■ Try it: From the listing below, return each line that includes "What".

■ Source material:
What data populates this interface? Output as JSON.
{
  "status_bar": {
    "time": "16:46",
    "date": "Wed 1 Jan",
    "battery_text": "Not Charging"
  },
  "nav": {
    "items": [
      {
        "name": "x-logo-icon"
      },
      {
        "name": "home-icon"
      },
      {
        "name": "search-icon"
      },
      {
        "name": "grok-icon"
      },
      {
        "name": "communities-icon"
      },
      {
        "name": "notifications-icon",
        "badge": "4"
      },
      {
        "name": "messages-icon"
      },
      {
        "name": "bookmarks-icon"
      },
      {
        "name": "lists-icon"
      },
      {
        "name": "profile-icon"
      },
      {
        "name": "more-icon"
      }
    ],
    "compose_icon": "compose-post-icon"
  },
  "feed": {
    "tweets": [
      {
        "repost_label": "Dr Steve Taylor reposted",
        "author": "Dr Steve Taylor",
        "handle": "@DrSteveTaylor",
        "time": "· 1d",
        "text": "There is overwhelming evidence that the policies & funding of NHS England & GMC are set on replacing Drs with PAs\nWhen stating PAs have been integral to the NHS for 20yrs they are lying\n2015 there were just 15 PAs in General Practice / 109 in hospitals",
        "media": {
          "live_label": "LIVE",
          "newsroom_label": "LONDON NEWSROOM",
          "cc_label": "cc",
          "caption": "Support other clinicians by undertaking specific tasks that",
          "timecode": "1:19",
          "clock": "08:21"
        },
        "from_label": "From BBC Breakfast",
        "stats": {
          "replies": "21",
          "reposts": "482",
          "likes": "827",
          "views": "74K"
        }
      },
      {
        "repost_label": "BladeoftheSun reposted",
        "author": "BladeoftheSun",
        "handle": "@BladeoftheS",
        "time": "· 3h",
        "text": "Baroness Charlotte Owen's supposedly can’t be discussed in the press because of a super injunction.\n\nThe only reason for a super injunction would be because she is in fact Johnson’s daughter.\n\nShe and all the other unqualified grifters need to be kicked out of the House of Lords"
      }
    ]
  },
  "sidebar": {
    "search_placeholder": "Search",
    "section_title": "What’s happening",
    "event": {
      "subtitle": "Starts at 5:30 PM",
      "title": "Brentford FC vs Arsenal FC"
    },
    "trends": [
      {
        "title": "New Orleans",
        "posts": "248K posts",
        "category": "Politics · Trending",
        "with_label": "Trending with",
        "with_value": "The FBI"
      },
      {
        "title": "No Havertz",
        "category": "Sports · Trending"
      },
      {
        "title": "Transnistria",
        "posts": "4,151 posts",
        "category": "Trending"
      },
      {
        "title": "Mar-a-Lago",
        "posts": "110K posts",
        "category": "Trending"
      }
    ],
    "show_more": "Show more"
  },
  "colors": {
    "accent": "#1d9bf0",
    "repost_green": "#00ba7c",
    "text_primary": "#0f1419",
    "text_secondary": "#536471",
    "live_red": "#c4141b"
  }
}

■ Solution below:
What data populates this interface? Output as JSON.
    "section_title": "What’s happening",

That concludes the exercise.